Some contracts include a total or partial reimbursement to us of any costs associated with specific capital projects required by the fabrication process. If a particular capital project provides future benefits to us, the cost to build the capital project will be capitalized, and the revenue for the capital project will increase the estimated profit in the contract.

Contract costs include all direct material, labor and subcontract costs and those indirect costs related to contract performance, such as indirect labor, supplies and tools. Also included in contract costs are a portion of those indirect contract costs related to plant capacity, such as depreciation, insurance and repairs and maintenance. These indirect costs are allocated to jobs based on actual direct labor hours incurred. Profit incentives are included in revenue when their realization is probable. Claims for extra work or changes in scope of work are included in revenue when the amount can be reliably estimated and collection is probable. Changes in job performance, job conditions, and estimated profitability, including those arising from contract penalty provisions, and final contract settlements may result in revisions to costs and income and are recognized in the period in which the revisions are determined.

At December 31, 2012, we recorded revenue totaling $5.2 million related to certain change orders on four projects which have been approved as to scope but not price. We expect to resolve these change orders in the first and second quarters of 2013. At December 31, 2012, we also recorded revenue totaling $7.7 million related to re-measure units and quantities on a unit rate contract that is in progress. We are in the process of negotiating the application of contractual unit rates to these quantities and expect to finalize these measurement packages in the first and second quarter of 2013. No revenues were recorded at December 31, 2011 and 2010 related to unapproved change orders.

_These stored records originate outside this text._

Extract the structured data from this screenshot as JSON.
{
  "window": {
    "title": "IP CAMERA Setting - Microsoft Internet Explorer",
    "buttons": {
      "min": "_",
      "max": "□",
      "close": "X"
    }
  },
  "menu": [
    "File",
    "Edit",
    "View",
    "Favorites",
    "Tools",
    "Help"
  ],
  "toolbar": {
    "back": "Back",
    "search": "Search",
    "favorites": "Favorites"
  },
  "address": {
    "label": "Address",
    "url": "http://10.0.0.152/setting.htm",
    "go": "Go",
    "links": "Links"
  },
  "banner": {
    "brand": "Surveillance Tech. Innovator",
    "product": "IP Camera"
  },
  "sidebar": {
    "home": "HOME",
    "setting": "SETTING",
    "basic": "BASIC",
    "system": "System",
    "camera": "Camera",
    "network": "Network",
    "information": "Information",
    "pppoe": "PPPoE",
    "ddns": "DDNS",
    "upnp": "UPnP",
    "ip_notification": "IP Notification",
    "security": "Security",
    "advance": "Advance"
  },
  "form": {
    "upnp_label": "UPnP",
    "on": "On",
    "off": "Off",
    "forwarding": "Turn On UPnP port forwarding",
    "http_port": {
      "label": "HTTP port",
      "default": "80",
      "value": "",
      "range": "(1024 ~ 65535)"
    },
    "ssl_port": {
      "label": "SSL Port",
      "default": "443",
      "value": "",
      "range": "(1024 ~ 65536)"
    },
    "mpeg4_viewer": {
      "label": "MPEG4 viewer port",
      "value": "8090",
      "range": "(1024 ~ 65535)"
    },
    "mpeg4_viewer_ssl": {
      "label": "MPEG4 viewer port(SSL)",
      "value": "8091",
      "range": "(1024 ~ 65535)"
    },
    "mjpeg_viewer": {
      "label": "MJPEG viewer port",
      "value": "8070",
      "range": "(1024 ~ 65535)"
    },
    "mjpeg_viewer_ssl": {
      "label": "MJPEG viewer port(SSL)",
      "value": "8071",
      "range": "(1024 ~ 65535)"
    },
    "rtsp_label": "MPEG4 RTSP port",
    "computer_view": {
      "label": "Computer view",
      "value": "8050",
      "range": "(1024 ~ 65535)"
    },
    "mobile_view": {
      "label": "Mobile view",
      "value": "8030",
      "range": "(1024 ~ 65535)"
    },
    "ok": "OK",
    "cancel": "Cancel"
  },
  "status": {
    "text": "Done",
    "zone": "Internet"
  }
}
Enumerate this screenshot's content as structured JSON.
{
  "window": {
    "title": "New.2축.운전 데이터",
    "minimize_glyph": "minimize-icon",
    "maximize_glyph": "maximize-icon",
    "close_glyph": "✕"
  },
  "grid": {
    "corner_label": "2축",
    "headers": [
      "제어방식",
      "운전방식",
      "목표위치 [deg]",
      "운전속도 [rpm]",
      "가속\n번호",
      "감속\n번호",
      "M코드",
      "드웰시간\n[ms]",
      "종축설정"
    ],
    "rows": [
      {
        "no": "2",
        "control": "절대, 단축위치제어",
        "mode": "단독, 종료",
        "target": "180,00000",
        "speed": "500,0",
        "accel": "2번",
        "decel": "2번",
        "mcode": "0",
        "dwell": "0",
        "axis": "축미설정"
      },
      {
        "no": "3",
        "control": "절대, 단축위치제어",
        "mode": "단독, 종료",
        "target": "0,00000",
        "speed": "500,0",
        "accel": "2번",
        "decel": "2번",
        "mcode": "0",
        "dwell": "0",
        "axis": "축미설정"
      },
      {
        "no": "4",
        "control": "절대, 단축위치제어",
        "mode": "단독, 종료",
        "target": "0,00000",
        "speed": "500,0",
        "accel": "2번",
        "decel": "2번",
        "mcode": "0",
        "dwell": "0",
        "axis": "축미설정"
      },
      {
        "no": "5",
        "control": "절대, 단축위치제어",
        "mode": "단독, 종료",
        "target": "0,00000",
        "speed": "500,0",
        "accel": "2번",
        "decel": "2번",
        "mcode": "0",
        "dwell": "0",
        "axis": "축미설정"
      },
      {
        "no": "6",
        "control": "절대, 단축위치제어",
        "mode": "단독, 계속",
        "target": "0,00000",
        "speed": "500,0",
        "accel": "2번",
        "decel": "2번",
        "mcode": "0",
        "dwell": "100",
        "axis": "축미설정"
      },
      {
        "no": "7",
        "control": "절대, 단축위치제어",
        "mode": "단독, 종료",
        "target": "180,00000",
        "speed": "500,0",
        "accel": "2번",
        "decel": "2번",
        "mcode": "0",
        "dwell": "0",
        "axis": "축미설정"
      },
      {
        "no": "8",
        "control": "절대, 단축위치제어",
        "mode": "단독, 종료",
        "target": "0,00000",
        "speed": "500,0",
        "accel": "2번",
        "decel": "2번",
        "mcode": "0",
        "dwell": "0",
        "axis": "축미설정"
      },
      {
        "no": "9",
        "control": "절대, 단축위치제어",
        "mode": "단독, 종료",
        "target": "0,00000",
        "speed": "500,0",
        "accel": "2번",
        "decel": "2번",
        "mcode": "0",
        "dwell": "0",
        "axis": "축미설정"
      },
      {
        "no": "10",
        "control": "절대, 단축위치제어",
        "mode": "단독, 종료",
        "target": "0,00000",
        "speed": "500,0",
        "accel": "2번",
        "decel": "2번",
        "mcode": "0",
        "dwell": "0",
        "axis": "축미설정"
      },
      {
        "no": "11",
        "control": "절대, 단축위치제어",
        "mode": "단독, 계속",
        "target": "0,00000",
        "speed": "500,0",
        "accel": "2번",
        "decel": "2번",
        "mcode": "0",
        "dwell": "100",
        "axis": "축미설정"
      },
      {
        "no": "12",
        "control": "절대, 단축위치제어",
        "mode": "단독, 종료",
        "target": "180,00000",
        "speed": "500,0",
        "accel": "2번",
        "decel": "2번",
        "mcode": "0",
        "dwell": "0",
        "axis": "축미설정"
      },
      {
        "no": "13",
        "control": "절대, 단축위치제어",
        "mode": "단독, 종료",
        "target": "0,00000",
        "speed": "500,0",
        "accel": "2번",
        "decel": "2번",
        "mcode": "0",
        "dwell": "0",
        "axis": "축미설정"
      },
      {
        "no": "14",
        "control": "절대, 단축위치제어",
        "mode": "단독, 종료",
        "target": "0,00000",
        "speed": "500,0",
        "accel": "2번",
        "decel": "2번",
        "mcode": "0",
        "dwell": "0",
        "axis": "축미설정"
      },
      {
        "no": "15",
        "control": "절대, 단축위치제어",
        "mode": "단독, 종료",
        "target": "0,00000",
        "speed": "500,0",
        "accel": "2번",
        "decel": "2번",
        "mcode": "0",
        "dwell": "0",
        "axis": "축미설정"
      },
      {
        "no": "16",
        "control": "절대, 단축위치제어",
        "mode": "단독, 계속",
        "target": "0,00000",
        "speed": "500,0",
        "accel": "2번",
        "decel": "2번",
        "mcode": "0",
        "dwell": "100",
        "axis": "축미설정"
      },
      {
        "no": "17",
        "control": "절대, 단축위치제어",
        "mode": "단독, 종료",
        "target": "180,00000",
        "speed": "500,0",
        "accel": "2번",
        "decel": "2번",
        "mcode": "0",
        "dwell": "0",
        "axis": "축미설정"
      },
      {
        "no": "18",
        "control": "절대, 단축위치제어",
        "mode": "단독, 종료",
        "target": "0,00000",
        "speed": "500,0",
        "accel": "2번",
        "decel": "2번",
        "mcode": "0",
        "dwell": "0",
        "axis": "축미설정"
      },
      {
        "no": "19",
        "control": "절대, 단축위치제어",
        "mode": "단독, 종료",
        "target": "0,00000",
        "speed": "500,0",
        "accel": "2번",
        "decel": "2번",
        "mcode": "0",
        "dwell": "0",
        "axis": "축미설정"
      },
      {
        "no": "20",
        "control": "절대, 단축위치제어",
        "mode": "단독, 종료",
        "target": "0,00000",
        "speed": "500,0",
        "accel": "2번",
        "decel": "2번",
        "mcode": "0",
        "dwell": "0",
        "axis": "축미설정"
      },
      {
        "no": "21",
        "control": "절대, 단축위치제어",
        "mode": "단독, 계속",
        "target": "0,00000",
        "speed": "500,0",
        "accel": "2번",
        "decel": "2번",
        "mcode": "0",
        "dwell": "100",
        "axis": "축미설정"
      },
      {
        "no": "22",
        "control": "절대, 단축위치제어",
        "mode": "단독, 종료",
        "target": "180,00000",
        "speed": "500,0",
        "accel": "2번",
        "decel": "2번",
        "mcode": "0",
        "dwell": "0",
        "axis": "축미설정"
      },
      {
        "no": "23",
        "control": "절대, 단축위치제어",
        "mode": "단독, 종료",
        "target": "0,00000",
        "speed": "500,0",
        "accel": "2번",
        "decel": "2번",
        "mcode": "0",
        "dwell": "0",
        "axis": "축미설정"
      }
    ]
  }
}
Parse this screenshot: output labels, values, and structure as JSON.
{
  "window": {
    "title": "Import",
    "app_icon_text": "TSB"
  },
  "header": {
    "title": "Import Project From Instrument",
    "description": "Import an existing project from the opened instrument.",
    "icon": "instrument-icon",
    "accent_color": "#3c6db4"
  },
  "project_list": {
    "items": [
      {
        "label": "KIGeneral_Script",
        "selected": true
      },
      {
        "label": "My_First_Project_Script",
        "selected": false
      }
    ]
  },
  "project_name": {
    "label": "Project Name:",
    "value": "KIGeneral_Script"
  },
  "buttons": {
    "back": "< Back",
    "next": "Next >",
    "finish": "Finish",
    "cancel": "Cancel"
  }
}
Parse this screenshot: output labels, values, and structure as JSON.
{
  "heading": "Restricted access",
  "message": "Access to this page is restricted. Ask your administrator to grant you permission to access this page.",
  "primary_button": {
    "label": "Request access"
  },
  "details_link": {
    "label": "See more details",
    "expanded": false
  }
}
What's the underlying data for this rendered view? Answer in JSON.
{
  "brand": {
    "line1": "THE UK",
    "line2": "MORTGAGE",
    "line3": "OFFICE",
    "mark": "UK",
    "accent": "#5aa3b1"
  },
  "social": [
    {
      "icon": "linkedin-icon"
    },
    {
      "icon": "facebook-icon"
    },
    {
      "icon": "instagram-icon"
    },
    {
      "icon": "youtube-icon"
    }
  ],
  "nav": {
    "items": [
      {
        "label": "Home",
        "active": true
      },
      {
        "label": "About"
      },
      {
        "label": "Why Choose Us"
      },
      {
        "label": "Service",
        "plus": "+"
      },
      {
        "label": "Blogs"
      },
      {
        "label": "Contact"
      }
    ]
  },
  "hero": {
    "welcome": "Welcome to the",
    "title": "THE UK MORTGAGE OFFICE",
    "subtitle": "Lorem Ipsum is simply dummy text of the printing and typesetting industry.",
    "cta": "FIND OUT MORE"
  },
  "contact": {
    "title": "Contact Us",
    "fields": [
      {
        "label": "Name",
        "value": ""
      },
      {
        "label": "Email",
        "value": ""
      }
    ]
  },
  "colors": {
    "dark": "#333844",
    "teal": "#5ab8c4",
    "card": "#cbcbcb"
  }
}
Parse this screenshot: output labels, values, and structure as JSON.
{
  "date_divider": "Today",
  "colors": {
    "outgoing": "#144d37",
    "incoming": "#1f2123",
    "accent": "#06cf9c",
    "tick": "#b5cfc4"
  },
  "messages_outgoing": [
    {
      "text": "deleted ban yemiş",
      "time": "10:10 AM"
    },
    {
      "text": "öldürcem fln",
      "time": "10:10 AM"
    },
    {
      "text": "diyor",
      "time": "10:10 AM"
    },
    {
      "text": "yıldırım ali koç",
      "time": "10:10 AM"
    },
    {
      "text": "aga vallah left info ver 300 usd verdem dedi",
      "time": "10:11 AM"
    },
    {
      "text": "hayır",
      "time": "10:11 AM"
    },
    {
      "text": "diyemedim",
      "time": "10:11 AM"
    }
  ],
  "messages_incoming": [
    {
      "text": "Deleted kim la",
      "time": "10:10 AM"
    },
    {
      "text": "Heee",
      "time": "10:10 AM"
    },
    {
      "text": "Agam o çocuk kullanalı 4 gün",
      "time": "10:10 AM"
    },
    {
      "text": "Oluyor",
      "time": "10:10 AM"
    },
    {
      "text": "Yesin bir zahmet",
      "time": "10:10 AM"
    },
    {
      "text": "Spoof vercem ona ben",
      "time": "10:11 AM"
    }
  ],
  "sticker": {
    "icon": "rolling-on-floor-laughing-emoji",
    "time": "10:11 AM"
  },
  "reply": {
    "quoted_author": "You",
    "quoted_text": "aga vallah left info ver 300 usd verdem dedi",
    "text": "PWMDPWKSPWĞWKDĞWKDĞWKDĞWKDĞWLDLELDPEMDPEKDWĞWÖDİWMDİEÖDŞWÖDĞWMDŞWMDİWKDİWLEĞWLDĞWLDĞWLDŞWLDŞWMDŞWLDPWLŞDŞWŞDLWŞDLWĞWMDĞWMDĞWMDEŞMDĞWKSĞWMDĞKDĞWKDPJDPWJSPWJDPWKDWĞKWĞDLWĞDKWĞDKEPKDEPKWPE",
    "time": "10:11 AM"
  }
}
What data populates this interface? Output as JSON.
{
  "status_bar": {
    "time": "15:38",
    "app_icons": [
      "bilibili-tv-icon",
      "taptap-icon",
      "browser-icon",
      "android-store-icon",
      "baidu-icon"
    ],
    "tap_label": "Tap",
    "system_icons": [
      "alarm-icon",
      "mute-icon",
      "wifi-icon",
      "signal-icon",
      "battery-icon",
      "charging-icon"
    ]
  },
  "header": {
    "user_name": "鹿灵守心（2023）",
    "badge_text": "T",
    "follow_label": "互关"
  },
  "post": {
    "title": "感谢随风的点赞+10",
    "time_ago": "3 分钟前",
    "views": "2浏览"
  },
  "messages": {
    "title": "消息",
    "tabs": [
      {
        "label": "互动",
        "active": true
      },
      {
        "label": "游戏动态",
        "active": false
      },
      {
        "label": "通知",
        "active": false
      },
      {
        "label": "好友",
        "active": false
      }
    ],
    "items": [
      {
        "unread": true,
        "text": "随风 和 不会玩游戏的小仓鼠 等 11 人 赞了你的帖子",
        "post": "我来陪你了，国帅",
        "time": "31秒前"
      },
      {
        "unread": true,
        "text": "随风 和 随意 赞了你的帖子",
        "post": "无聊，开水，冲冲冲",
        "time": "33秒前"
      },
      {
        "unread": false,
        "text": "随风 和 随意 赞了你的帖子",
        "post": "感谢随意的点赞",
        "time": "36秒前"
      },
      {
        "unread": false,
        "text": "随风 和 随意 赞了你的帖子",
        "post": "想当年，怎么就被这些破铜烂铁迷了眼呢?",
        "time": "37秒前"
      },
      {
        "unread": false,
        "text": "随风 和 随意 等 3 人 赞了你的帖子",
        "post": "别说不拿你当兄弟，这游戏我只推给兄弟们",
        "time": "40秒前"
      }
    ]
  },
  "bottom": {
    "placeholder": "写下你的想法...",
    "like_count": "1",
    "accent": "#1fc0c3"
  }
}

Provisions for estimated losses on uncompleted contracts are made in the period in which such losses are determined. We recognized contract losses of $12.5 million, $3.0 million, and $1.3 million in the years ended December 31, 2012, 2011, and 2010, respectively. Contract losses increased in 2012 due mainly to the increase in manhours estimated to complete one of our major deepwater projects. These increased man-hours were primarily driven by revisions and delivery delays to specifications and designs by our customer causing out-of-sequence work schedules to be used while executing the project. The customer extended delivery of the first phase of the project multiple times as a result of these revisions and delays. On March 7, 2013 we executed change orders with the customer which settled issues raised in a claim for additional costs on this project. Revenue for this claim earned by the Company was recorded in the year ended December 31, 2012. The change order also includes incentives related to key milestone date and performance metrics which have not been recorded as of December 31, 2012 but will be recorded as revenue in future periods if and when incentive terms are met. Any future deliverable delays or project revisions could result in future revisions to contract estimates.

Income Taxes

Income taxes have been provided using the liability method. Deferred income taxes reflect the net tax effects of temporary differences between the carrying amounts of assets and liabilities for financial reporting purposes and the amounts used for income tax purposes using enacted rates expected to be in effect during the year in which the basis differences reverse. A valuation allowance is provided to reserve for deferred tax assets if, based upon the available evidence, it is more likely than not that some or all of the deferred tax assets will not be realized.

Reserves for uncertain tax positions are recognized when the positions are more likely than not to not be sustained upon audit. Interest and penalties on uncertain tax positions are recorded in income tax expense. Our federal tax returns have been examined and settled through the 2007 tax year. There were no material uncertain tax positions recorded for the years presented in these statements.


Prepaid subcontractor costs for the year ended December 31, 2011 has been reclassified to conform to the December 31, 2012 Consolidated Financial Statement presentation.